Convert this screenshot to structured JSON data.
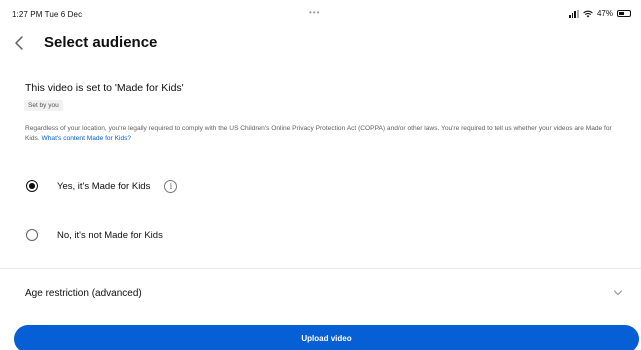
{
  "status_bar": {
    "time_date": "1:27 PM  Tue 6 Dec",
    "dots": "•••",
    "battery_percent": "47%",
    "battery_level": 0.47
  },
  "header": {
    "title": "Select audience"
  },
  "audience": {
    "heading": "This video is set to 'Made for Kids'",
    "set_by": "Set by you",
    "legal_text": "Regardless of your location, you're legally required to comply with the US Children's Online Privacy Protection Act (COPPA) and/or other laws. You're required to tell us whether your videos are Made for Kids.",
    "legal_link": "What's content Made for Kids?",
    "options": [
      {
        "label": "Yes, it's Made for Kids",
        "selected": true
      },
      {
        "label": "No, it's not Made for Kids",
        "selected": false
      }
    ]
  },
  "age_restriction": {
    "label": "Age restriction (advanced)"
  },
  "footer": {
    "upload_label": "Upload video"
  },
  "colors": {
    "accent": "#065fd4",
    "text": "#0f0f0f",
    "secondary_text": "#606060"
  },
  "icons": {
    "back": "back-arrow-icon",
    "info": "info-icon",
    "expand": "chevron-down-icon",
    "signal": "signal-icon",
    "wifi": "wifi-icon",
    "battery": "battery-icon"
  }
}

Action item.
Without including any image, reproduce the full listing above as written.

Answer space.
Convert this screenshot to structured JSON data.
{
  "status_bar": {
    "time_date": "1:27 PM  Tue 6 Dec",
    "dots": "•••",
    "battery_percent": "47%",
    "battery_level": 0.47
  },
  "header": {
    "title": "Select audience"
  },
  "audience": {
    "heading": "This video is set to 'Made for Kids'",
    "set_by": "Set by you",
    "legal_text": "Regardless of your location, you're legally required to comply with the US Children's Online Privacy Protection Act (COPPA) and/or other laws. You're required to tell us whether your videos are Made for Kids.",
    "legal_link": "What's content Made for Kids?",
    "options": [
      {
        "label": "Yes, it's Made for Kids",
        "selected": true
      },
      {
        "label": "No, it's not Made for Kids",
        "selected": false
      }
    ]
  },
  "age_restriction": {
    "label": "Age restriction (advanced)"
  },
  "footer": {
    "upload_label": "Upload video"
  },
  "colors": {
    "accent": "#065fd4",
    "text": "#0f0f0f",
    "secondary_text": "#606060"
  },
  "icons": {
    "back": "back-arrow-icon",
    "info": "info-icon",
    "expand": "chevron-down-icon",
    "signal": "signal-icon",
    "wifi": "wifi-icon",
    "battery": "battery-icon"
  }
}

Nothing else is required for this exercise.